Credits: 3

In-depth study of selected period of American literature. In addition to literary examples, materials may be chosen from art, philosophy, or popular culture of time. Notes: May be repeated when topic is different with permission of department. May be repeated within the term for a maximum 6 credits.
Specialized Designation: Topic Varies
Recommended Prerequisite: Satisfaction of University requirements in 100-level English and in Mason Core literature.
Schedule Type: Lecture
Grading:
This course is graded on the Undergraduate Regular scale.

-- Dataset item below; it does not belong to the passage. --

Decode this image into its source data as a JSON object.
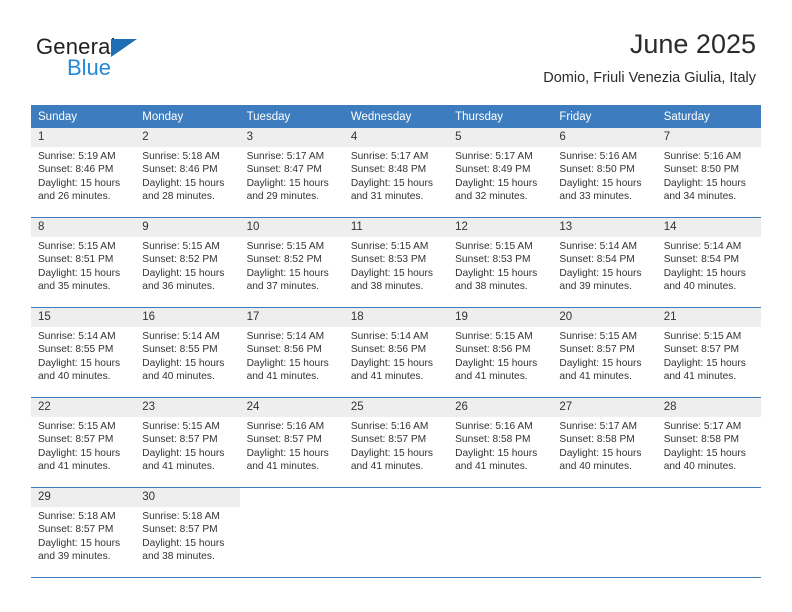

The University Catalog is the authoritative source for information on courses. The Schedule of Classes is the authoritative source for information on classes scheduled for this semester. See the Schedule for the most up-to-date information and see Patriot web to register for classes.